Mighty and irresistible are words of praise from the lips of sovereigns. Cid Hiaya was entirely subdued by this fair speech from the illustrious Isabella. His heart burned with a sudden flame of loyalty toward the sovereigns. He begged to be enrolled amongst the most devoted of their subjects, and in the fervor of his sudden zeal engaged not merely to dedicate his sword to their service, but to exert all his influence, which was great, in persuading his cousin, Muley Abdallah el Zagal, to surrender the cities of Guadix and Almeria and to give up all further hostilities. Nay, so powerful was the effect produced upon his mind by his conversation with the sovereigns that it extended even to his religion; for he became immediately enlightened as to the heathenish abominations of the vile sect of Mahomet, and struck with the truths of Christianity as illustrated by such powerful monarchs. He consented, therefore, to be baptized and to be gathered into the fold of the Church. The pious Agapida indulges in a triumphant strain of exultation on the sudden and surprising conversion of this princely infidel: he considers it one of the greatest achievements of the Catholic sovereigns, and indeed one of the marvellous occurrences of this holy war. "But it is given to saints and pious monarchs," says he, "to work miracles in the cause of the faith; and such did the most Catholic Ferdinand in the conversion of the prince Cid Hiaya."
Some of the Arabian writers have sought to lessen the wonder of this miracle by alluding to great revenues granted to the prince and his heirs by the Castilian monarchs, together with a territory in Marchena, with towns, lands, and vassals; but in this (says Agapida) we only see a wise precaution of King Ferdinand to clinch and secure the conversion of his proselyte. The policy of the Catholic monarch was at all times equal to his piety. Instead also of vaunting of this great conversion and making a public parade of the entry of the prince into the Church, King Ferdinand ordered that the baptism should be performed in private and kept a profound secret. He feared that Cid Hiaya might otherwise be denounced as an apostate and abhorred and abandoned by the Moors, and thus his influence destroyed in bringing the war to a speedy termination.*

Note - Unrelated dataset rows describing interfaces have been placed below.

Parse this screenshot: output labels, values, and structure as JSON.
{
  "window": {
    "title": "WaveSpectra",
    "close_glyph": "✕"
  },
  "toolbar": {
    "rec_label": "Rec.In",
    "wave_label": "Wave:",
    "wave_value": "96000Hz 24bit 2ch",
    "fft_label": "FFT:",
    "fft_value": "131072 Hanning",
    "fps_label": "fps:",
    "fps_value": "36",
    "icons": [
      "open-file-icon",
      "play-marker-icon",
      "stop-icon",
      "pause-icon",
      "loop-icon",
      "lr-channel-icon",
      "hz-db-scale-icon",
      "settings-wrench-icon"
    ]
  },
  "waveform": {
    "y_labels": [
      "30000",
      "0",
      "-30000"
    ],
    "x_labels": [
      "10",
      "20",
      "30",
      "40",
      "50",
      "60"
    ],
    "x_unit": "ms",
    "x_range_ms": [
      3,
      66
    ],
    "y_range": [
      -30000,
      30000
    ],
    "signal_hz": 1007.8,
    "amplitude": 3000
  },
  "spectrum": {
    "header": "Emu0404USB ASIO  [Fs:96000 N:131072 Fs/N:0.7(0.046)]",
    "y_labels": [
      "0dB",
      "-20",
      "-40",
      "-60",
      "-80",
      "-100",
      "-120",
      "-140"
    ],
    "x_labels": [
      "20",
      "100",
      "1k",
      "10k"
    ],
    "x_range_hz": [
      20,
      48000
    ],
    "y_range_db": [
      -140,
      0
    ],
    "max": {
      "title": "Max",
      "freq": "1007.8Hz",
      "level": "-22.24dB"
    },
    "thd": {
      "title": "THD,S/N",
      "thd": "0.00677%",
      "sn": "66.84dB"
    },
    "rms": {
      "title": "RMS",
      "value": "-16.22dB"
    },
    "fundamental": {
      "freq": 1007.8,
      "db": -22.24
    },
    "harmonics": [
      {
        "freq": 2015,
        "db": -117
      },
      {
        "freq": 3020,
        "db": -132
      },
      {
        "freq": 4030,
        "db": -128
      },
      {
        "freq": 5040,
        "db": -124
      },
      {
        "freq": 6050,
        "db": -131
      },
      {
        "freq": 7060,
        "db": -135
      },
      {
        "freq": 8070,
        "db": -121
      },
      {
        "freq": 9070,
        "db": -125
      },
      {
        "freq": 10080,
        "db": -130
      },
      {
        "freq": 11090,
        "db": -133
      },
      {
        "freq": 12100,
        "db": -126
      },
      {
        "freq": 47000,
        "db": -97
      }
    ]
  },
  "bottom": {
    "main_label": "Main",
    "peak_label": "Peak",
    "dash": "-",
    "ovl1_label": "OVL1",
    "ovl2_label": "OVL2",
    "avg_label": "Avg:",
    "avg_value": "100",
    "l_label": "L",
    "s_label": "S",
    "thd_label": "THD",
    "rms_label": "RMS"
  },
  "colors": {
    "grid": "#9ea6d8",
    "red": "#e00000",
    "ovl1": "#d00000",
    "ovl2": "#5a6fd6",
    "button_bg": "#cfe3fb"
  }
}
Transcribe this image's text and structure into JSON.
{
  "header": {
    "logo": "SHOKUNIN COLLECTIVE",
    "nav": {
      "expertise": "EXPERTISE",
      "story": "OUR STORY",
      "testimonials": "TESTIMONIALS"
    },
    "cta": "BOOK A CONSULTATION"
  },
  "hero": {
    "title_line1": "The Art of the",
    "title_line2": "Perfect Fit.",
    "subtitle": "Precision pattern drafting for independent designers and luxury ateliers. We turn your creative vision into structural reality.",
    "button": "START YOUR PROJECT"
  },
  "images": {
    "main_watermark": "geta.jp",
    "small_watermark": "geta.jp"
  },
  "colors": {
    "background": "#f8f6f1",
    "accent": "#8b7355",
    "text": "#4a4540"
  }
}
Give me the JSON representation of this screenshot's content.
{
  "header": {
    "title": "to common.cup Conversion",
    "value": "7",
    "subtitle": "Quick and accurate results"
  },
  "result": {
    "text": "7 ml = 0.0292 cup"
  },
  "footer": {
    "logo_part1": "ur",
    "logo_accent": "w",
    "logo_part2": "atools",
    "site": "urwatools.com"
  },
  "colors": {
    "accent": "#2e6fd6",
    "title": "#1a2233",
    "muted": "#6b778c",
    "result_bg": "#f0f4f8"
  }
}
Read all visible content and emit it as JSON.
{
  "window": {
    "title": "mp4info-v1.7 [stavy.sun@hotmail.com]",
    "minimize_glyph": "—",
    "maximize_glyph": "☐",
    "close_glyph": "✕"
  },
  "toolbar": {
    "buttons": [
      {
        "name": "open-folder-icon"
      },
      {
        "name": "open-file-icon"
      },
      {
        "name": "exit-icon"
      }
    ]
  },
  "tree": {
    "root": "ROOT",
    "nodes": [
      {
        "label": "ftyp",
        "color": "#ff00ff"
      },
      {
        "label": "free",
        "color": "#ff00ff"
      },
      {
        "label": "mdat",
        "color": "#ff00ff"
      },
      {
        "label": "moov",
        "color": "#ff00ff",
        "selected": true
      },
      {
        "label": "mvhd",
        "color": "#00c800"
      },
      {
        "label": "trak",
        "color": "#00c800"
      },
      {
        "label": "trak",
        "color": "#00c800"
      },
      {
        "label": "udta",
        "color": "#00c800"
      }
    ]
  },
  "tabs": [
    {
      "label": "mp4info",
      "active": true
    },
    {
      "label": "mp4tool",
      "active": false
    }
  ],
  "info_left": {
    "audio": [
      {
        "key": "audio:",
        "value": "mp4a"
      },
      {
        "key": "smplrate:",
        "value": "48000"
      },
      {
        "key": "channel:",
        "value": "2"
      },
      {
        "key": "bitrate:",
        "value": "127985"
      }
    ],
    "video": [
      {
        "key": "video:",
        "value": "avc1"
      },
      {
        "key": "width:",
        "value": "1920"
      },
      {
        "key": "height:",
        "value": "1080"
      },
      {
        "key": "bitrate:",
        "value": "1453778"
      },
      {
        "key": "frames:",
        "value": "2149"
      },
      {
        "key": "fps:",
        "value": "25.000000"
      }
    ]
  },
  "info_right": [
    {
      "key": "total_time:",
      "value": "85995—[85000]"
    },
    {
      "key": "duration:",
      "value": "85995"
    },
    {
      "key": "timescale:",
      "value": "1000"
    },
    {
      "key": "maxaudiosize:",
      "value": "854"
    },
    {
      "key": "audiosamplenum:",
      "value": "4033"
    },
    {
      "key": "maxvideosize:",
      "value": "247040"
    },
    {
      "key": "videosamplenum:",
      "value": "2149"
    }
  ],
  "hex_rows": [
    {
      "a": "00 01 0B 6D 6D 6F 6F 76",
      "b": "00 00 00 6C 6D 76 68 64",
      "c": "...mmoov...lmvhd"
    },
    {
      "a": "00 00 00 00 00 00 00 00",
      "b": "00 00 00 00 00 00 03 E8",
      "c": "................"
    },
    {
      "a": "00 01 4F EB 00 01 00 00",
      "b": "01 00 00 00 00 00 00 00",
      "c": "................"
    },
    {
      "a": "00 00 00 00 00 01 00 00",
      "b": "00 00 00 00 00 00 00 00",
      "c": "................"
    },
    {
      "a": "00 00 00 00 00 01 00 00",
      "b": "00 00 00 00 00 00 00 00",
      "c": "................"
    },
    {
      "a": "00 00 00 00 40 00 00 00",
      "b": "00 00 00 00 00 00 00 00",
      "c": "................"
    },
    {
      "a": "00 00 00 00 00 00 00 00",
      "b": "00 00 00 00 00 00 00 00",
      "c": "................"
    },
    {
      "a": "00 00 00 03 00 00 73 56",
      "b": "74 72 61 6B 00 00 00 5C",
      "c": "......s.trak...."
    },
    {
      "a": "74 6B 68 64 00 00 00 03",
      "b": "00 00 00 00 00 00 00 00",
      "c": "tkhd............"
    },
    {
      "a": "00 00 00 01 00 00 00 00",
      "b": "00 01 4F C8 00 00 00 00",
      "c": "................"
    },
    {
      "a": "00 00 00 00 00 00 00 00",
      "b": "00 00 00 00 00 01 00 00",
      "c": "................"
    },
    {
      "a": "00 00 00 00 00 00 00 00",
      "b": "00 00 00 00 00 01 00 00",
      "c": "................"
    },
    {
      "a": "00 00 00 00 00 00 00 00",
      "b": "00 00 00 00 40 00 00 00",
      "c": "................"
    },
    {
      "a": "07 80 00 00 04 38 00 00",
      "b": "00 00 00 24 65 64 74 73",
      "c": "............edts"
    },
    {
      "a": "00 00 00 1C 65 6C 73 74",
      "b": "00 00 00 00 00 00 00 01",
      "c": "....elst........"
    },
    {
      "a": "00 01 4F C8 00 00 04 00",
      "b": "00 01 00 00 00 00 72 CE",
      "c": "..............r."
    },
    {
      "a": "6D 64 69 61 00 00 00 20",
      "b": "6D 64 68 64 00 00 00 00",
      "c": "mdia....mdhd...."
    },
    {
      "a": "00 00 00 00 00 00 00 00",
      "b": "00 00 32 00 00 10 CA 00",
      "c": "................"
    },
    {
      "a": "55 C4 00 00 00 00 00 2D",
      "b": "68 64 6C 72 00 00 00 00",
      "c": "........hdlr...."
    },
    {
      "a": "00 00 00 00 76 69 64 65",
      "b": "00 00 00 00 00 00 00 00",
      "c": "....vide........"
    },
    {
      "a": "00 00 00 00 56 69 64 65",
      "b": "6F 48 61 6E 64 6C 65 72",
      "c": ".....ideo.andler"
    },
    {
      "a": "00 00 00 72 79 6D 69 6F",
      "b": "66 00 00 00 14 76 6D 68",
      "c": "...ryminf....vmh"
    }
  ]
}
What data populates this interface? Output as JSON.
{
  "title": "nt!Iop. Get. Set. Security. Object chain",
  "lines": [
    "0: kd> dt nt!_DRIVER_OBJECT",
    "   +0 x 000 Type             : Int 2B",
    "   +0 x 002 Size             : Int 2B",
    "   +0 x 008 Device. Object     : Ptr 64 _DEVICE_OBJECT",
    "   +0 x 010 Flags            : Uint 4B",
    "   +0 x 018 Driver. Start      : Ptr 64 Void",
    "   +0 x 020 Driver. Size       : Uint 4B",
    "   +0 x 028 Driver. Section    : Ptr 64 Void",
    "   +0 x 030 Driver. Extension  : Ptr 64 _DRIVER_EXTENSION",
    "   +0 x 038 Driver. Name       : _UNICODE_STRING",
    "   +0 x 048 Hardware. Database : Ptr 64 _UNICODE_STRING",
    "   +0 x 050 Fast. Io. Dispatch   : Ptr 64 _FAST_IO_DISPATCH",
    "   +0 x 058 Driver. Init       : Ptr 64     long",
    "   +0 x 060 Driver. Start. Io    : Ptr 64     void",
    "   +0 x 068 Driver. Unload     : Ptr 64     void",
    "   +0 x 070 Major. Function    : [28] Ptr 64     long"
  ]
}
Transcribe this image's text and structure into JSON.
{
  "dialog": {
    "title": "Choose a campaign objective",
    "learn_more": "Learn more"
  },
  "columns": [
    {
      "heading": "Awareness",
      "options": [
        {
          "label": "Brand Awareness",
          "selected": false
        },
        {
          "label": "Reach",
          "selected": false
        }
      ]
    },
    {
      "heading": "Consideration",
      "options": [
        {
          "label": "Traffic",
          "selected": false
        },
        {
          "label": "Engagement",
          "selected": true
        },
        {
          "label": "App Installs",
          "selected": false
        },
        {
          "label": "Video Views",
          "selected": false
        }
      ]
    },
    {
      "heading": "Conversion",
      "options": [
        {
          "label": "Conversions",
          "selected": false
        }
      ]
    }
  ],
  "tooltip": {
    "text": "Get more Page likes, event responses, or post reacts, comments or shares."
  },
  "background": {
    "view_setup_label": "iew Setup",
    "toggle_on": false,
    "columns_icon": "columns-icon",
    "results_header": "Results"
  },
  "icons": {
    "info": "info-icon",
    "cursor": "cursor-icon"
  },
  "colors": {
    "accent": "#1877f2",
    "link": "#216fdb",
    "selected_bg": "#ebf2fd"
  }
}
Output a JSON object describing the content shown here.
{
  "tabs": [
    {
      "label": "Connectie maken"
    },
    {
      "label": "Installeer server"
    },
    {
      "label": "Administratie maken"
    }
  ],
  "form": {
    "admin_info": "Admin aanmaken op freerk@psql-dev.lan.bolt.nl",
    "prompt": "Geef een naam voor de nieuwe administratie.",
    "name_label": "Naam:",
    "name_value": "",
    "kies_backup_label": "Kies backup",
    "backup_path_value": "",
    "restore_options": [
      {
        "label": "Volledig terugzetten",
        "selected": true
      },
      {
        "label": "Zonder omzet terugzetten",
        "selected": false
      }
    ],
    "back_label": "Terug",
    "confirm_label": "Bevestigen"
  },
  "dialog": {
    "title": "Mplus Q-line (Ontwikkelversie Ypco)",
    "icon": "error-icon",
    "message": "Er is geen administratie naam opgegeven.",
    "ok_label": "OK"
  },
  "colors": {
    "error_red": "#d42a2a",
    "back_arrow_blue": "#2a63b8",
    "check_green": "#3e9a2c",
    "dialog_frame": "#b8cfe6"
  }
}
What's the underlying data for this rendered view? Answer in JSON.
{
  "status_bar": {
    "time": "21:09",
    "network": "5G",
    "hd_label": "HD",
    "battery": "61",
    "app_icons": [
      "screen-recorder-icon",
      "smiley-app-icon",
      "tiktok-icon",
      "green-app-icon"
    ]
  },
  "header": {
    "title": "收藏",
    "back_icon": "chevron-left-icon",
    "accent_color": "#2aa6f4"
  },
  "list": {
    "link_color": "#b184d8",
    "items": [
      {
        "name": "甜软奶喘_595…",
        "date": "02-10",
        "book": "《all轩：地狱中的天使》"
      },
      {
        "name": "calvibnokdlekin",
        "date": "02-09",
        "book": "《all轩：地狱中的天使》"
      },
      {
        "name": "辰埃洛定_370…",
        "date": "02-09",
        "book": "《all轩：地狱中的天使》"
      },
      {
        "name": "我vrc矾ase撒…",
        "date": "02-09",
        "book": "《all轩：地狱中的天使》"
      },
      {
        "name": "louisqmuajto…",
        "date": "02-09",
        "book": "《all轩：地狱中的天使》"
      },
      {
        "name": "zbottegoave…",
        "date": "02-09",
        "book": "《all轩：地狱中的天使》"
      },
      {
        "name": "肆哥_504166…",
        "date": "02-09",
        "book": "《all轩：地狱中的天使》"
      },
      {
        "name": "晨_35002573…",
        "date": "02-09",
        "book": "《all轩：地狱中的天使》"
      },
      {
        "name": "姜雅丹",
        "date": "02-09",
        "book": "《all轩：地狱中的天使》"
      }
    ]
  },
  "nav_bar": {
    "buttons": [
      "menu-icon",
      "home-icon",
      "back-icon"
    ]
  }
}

The veteran Mohammed Ibn Hassan was likewise won by the magnanimity and munificence of the Castilian sovereigns, and entreated to be received into their service; and his example was followed by many other Moorish cavaliers, whose services were generously accepted and magnificently rewarded.